Velocity Reviews > VHDL > Type convertion when doing arimetic on intergers.

# Type convertion when doing arimetic on intergers.

MLyngsie
Guest
Posts: n/a

 10-25-2006
Dear All,

What is the resulting range of an arithmetic operation on ranged
integers?
E.g. with the following two signals.

signal X : integer range 1 to 255;
signal Y : integer range 1 to 255;

And then some ware in the code.

if ( X > Y/2) then .......

Our linding tools report a warning here stating the X is 8 bit wide and
Y/2 is only 7 bit.
So the simple question is now.

What is the range of Y/2?

The general question is. What is the range of any arithmetic operation
on ranged integers?
Which rules control this?
Where in the LRM is this described?

Regards,
Mogens.

Dave Pollum
Guest
Posts: n/a

 10-25-2006

MLyngsie wrote:
> Dear All,
>
> What is the resulting range of an arithmetic operation on ranged
> integers?
> E.g. with the following two signals.
>
> signal X : integer range 1 to 255;
> signal Y : integer range 1 to 255;
>
> And then some ware in the code.
>
> if ( X > Y/2) then .......
>
> Our linding tools report a warning here stating the X is 8 bit wide and
> Y/2 is only 7 bit.
> So the simple question is now.
>
> What is the range of Y/2?
>
> The general question is. What is the range of any arithmetic operation
> on ranged integers?
> Which rules control this?
> Where in the LRM is this described?
>
> Regards,
> Mogens.

Since Y is 8-bits, then (Y/2) is an 7-bit value. If Y is not used
except in your if statement, then the HDL compiler figures out that it
only needs 7-bits for Y.
BTW, why is the low range for both X and Y '1', instead of '0'?

-Dave Pollum

MLyngsie
Guest
Posts: n/a

 10-26-2006
Hi Dave,

This is also what I assumed. But where is this stated in the LRM.
It you lock in section 7.2.6 "Multiplying operators" of the LRM it is
just stated that the result is of the same type as the operands. This
section doesn't really describe anything about the range of integers.
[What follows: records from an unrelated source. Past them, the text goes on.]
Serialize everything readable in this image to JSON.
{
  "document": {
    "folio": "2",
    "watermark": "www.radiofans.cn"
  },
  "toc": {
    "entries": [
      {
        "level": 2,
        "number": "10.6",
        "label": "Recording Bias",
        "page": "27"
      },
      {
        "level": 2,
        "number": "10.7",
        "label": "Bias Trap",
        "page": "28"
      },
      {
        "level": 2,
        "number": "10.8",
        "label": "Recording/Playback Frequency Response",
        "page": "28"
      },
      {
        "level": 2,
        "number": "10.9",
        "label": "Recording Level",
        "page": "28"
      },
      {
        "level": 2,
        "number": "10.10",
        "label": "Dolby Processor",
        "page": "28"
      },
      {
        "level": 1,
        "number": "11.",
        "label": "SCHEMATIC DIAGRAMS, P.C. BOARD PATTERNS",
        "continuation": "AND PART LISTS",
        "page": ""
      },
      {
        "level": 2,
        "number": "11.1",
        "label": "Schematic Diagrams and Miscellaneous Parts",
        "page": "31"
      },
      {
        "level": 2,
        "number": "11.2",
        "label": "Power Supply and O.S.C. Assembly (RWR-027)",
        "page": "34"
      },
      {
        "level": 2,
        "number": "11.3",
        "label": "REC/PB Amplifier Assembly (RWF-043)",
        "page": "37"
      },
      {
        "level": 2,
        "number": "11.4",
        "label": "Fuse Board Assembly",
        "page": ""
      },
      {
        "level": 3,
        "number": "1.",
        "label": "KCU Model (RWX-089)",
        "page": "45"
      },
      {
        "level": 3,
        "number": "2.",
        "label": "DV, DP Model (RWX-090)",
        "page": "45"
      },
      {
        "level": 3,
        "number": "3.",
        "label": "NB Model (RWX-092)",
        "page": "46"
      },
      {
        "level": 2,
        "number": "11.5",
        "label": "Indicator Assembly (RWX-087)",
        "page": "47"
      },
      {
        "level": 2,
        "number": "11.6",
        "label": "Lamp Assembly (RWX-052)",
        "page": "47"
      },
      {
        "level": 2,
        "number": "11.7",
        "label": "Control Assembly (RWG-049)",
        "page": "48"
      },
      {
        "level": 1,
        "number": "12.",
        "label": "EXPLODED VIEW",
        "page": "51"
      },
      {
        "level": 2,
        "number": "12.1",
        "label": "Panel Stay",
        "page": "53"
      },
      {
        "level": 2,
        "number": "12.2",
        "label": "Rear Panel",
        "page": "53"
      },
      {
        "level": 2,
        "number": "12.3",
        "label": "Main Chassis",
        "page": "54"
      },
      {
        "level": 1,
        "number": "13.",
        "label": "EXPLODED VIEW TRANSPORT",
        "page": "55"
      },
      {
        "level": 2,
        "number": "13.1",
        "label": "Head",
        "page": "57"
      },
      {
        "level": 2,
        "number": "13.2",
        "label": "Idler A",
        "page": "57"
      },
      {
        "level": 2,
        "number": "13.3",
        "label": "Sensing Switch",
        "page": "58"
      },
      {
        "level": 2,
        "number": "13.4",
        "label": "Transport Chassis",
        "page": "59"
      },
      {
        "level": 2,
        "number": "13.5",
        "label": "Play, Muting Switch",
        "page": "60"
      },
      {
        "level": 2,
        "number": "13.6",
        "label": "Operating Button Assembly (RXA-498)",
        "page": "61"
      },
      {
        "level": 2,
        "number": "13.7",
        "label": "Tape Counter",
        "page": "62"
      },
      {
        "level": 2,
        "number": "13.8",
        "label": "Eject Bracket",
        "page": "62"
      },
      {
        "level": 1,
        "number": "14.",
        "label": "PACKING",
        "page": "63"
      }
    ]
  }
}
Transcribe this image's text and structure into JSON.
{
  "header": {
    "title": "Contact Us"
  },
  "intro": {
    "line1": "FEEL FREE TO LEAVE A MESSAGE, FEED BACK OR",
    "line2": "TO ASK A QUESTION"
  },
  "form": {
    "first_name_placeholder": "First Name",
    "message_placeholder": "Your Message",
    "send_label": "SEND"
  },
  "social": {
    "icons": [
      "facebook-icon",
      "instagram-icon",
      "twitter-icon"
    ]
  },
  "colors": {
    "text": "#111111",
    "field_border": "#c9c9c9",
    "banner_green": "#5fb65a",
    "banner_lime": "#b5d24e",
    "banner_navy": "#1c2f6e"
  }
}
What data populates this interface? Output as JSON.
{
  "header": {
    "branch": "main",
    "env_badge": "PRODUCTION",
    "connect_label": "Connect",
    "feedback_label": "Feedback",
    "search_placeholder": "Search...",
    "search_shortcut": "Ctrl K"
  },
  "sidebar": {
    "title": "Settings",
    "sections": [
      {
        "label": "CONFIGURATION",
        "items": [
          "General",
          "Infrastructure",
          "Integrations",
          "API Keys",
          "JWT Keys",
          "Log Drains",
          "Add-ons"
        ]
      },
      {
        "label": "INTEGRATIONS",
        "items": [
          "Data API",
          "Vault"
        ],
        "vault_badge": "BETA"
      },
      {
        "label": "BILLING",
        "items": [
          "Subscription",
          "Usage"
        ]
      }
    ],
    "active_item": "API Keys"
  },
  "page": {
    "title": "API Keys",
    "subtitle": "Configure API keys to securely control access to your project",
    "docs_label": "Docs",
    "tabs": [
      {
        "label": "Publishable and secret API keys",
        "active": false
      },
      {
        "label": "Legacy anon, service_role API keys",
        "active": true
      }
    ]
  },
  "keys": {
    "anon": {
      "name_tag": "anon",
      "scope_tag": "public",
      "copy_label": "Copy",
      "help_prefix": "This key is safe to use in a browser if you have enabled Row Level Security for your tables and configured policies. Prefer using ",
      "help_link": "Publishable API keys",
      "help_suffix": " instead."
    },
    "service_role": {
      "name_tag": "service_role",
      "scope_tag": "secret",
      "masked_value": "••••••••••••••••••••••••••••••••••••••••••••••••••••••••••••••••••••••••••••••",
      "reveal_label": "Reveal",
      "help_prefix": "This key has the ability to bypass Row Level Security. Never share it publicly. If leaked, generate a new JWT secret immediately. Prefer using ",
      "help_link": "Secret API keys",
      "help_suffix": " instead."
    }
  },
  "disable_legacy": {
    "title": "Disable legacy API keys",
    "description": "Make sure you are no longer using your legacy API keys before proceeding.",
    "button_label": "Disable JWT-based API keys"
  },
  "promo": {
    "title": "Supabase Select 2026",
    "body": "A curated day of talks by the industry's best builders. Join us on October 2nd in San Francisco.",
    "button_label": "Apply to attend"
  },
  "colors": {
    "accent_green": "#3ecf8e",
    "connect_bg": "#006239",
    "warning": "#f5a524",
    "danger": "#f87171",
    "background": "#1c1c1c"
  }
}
Regarding the lower range of the type definition. It is just there so
that an error will be issued if a value that is out of the expected
range is assigned.

Regards,
Mogens